** ASSIGNED TASK **
Return every entry exactly as written, with the pictures removed.

Segment Start: MATERIAL FOR THE TASK

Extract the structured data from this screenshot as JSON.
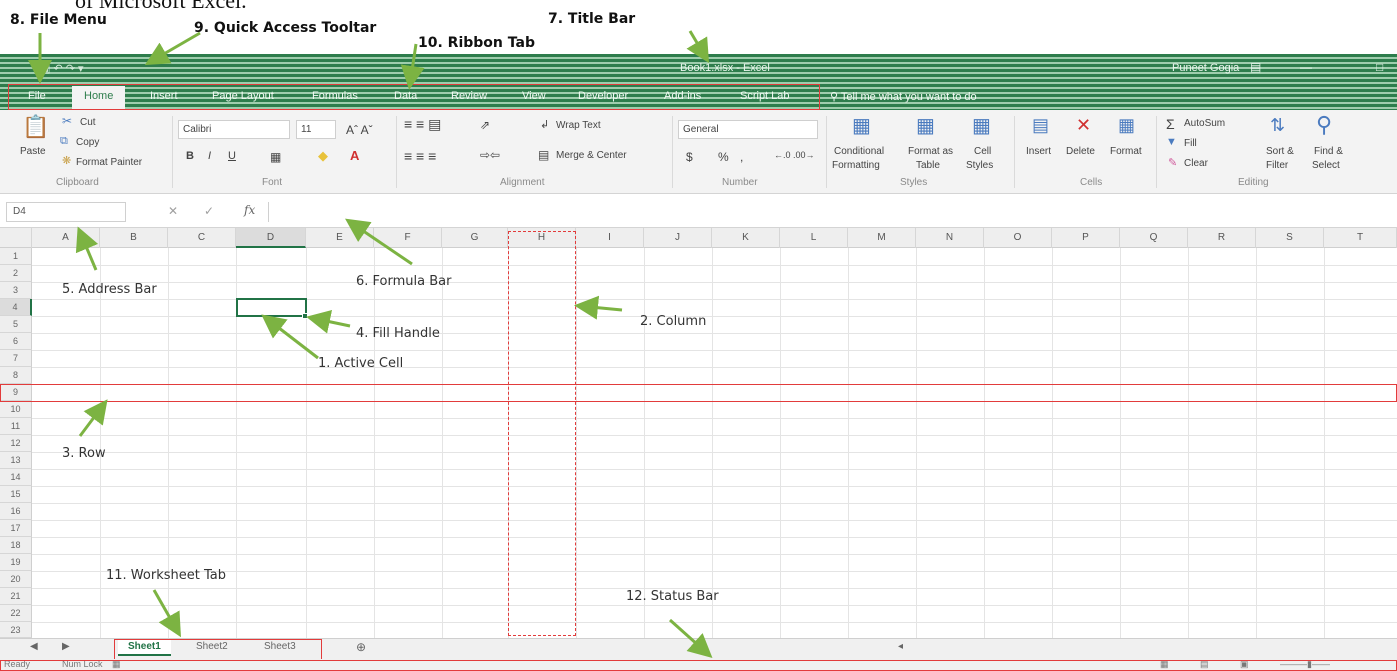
{
  "top": {
    "cut_text": "of Microsoft Excel.",
    "label_file": "8. File Menu",
    "label_qat": "9. Quick Access Tooltar",
    "label_title": "7. Title Bar",
    "label_ribbon": "10. Ribbon Tab"
  },
  "titlebar": {
    "title": "Book1.xlsx - Excel",
    "user": "Puneet Gogia",
    "qat": "▣  ↶  ↷  ▾",
    "min": "—",
    "restore": "□",
    "options": "▤"
  },
  "tabs": [
    "File",
    "Home",
    "Insert",
    "Page Layout",
    "Formulas",
    "Data",
    "Review",
    "View",
    "Developer",
    "Add-ins",
    "Script Lab"
  ],
  "tell_me": "Tell me what you want to do",
  "ribbon": {
    "paste": "Paste",
    "cut": "Cut",
    "copy": "Copy",
    "format_painter": "Format Painter",
    "font_name": "Calibri",
    "font_size": "11",
    "bold": "B",
    "italic": "I",
    "underline": "U",
    "wrap_text": "Wrap Text",
    "merge_center": "Merge & Center",
    "number_format": "General",
    "currency": "$",
    "percent": "%",
    "comma": ",",
    "conditional": "Conditional",
    "formatting": "Formatting",
    "format_as": "Format as",
    "table": "Table",
    "cell": "Cell",
    "styles": "Styles",
    "insert": "Insert",
    "delete": "Delete",
    "format": "Format",
    "autosum": "AutoSum",
    "fill": "Fill",
    "clear": "Clear",
    "sort_filter_1": "Sort &",
    "sort_filter_2": "Filter",
    "find_select_1": "Find &",
    "find_select_2": "Select",
    "groups": [
      "Clipboard",
      "Font",
      "Alignment",
      "Number",
      "Styles",
      "Cells",
      "Editing"
    ]
  },
  "formula_bar": {
    "name_box": "D4",
    "fx": "fx",
    "cancel": "✕",
    "enter": "✓"
  },
  "columns": [
    "A",
    "B",
    "C",
    "D",
    "E",
    "F",
    "G",
    "H",
    "I",
    "J",
    "K",
    "L",
    "M",
    "N",
    "O",
    "P",
    "Q",
    "R",
    "S",
    "T"
  ],
  "rows": [
    "1",
    "2",
    "3",
    "4",
    "5",
    "6",
    "7",
    "8",
    "9",
    "10",
    "11",
    "12",
    "13",
    "14",
    "15",
    "16",
    "17",
    "18",
    "19",
    "20",
    "21",
    "22",
    "23"
  ],
  "annotations": {
    "address_bar": "5. Address Bar",
    "formula_bar": "6. Formula Bar",
    "column": "2. Column",
    "fill_handle": "4. Fill Handle",
    "active_cell": "1. Active Cell",
    "row": "3. Row",
    "worksheet_tab": "11. Worksheet Tab",
    "status_bar": "12. Status Bar"
  },
  "sheets": [
    "Sheet1",
    "Sheet2",
    "Sheet3"
  ],
  "status": {
    "ready": "Ready",
    "num_lock": "Num Lock"
  },
  "colors": {
    "excel_green": "#217346",
    "title_green": "#2e7d4c",
    "annotation_red": "#e23b3b",
    "arrow_green": "#7cb342"
  }
}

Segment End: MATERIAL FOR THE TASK

** PROBLEM SOLUTION **
Extract the structured data from this screenshot as JSON.
{
  "top": {
    "cut_text": "of Microsoft Excel.",
    "label_file": "8. File Menu",
    "label_qat": "9. Quick Access Tooltar",
    "label_title": "7. Title Bar",
    "label_ribbon": "10. Ribbon Tab"
  },
  "titlebar": {
    "title": "Book1.xlsx - Excel",
    "user": "Puneet Gogia",
    "qat": "▣  ↶  ↷  ▾",
    "min": "—",
    "restore": "□",
    "options": "▤"
  },
  "tabs": [
    "File",
    "Home",
    "Insert",
    "Page Layout",
    "Formulas",
    "Data",
    "Review",
    "View",
    "Developer",
    "Add-ins",
    "Script Lab"
  ],
  "tell_me": "Tell me what you want to do",
  "ribbon": {
    "paste": "Paste",
    "cut": "Cut",
    "copy": "Copy",
    "format_painter": "Format Painter",
    "font_name": "Calibri",
    "font_size": "11",
    "bold": "B",
    "italic": "I",
    "underline": "U",
    "wrap_text": "Wrap Text",
    "merge_center": "Merge & Center",
    "number_format": "General",
    "currency": "$",
    "percent": "%",
    "comma": ",",
    "conditional": "Conditional",
    "formatting": "Formatting",
    "format_as": "Format as",
    "table": "Table",
    "cell": "Cell",
    "styles": "Styles",
    "insert": "Insert",
    "delete": "Delete",
    "format": "Format",
    "autosum": "AutoSum",
    "fill": "Fill",
    "clear": "Clear",
    "sort_filter_1": "Sort &",
    "sort_filter_2": "Filter",
    "find_select_1": "Find &",
    "find_select_2": "Select",
    "groups": [
      "Clipboard",
      "Font",
      "Alignment",
      "Number",
      "Styles",
      "Cells",
      "Editing"
    ]
  },
  "formula_bar": {
    "name_box": "D4",
    "fx": "fx",
    "cancel": "✕",
    "enter": "✓"
  },
  "columns": [
    "A",
    "B",
    "C",
    "D",
    "E",
    "F",
    "G",
    "H",
    "I",
    "J",
    "K",
    "L",
    "M",
    "N",
    "O",
    "P",
    "Q",
    "R",
    "S",
    "T"
  ],
  "rows": [
    "1",
    "2",
    "3",
    "4",
    "5",
    "6",
    "7",
    "8",
    "9",
    "10",
    "11",
    "12",
    "13",
    "14",
    "15",
    "16",
    "17",
    "18",
    "19",
    "20",
    "21",
    "22",
    "23"
  ],
  "annotations": {
    "address_bar": "5. Address Bar",
    "formula_bar": "6. Formula Bar",
    "column": "2. Column",
    "fill_handle": "4. Fill Handle",
    "active_cell": "1. Active Cell",
    "row": "3. Row",
    "worksheet_tab": "11. Worksheet Tab",
    "status_bar": "12. Status Bar"
  },
  "sheets": [
    "Sheet1",
    "Sheet2",
    "Sheet3"
  ],
  "status": {
    "ready": "Ready",
    "num_lock": "Num Lock"
  },
  "colors": {
    "excel_green": "#217346",
    "title_green": "#2e7d4c",
    "annotation_red": "#e23b3b",
    "arrow_green": "#7cb342"
  }
}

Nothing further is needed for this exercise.